▶ _What is expected_
Search the listing below for the string "تومان" and show each line that contains it.
[[ Supplied data open ]]
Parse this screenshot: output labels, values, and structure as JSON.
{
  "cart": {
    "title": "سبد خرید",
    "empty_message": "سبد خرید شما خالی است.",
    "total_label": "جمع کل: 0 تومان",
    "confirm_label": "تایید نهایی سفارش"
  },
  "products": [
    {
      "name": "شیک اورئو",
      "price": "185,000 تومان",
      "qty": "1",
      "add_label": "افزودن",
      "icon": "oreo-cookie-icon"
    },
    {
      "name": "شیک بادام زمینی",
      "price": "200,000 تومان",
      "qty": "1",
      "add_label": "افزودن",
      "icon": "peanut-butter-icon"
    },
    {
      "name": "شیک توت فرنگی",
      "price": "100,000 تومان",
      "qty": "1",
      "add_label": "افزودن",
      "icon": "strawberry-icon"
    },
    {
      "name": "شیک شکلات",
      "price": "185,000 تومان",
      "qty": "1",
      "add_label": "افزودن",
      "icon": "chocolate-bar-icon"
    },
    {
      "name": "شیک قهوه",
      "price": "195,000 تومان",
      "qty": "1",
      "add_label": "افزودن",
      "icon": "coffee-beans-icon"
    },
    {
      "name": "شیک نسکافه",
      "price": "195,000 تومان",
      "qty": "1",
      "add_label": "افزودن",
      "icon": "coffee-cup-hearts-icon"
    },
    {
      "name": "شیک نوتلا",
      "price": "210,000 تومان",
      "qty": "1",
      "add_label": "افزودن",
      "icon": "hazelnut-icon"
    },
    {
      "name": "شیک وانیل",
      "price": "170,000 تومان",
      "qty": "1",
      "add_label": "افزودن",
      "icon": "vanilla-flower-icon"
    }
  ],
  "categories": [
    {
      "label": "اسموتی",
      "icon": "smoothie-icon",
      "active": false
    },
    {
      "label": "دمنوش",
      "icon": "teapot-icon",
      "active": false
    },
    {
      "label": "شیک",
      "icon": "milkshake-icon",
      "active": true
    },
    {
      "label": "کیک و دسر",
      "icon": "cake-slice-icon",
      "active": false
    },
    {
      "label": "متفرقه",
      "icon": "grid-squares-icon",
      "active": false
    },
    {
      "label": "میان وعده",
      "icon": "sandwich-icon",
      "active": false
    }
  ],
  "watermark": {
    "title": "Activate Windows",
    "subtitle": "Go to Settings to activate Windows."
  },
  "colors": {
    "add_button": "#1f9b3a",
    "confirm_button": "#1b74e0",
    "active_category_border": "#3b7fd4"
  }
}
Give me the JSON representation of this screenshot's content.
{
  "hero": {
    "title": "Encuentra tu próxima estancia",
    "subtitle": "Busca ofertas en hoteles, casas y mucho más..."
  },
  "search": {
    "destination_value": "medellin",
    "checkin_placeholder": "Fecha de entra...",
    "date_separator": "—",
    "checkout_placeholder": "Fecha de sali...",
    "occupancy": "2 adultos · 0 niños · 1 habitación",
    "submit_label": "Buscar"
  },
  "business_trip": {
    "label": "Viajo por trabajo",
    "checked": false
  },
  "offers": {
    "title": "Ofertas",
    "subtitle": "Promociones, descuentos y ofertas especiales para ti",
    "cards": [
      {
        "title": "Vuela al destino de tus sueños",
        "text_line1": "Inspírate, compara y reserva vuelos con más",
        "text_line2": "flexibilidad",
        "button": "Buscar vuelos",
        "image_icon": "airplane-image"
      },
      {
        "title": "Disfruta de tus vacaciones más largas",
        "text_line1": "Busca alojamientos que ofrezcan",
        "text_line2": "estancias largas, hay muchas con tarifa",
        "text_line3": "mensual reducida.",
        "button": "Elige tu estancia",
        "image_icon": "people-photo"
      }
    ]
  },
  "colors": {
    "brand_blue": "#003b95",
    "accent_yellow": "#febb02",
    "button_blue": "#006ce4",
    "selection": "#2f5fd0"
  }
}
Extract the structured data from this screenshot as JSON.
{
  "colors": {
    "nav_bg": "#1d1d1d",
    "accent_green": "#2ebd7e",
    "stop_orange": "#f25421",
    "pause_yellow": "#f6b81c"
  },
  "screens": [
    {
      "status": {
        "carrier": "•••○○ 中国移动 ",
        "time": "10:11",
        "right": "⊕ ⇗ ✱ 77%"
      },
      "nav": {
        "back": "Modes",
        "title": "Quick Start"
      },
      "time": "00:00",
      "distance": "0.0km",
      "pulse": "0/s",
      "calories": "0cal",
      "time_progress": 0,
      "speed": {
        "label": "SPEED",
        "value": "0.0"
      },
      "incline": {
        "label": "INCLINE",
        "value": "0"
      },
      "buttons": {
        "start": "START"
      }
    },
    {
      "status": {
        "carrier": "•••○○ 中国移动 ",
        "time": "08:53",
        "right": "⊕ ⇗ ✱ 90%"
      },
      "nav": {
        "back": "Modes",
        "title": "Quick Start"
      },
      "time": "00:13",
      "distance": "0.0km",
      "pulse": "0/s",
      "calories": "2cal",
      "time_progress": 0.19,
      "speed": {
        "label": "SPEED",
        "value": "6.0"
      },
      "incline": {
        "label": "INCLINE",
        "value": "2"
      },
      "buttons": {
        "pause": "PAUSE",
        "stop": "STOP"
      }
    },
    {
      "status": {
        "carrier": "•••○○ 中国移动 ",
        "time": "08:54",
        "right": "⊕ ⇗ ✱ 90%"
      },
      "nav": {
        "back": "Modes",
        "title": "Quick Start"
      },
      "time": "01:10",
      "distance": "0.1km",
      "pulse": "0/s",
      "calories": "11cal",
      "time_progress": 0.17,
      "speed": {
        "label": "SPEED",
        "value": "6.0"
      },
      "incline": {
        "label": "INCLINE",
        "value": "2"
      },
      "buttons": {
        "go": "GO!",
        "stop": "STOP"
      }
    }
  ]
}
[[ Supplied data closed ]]
▶ _Result of this task_
    "total_label": "جمع کل: 0 تومان",
      "price": "185,000 تومان",
      "price": "200,000 تومان",
      "price": "100,000 تومان",
      "price": "185,000 تومان",
      "price": "195,000 تومان",
      "price": "195,000 تومان",
      "price": "210,000 تومان",
      "price": "170,000 تومان",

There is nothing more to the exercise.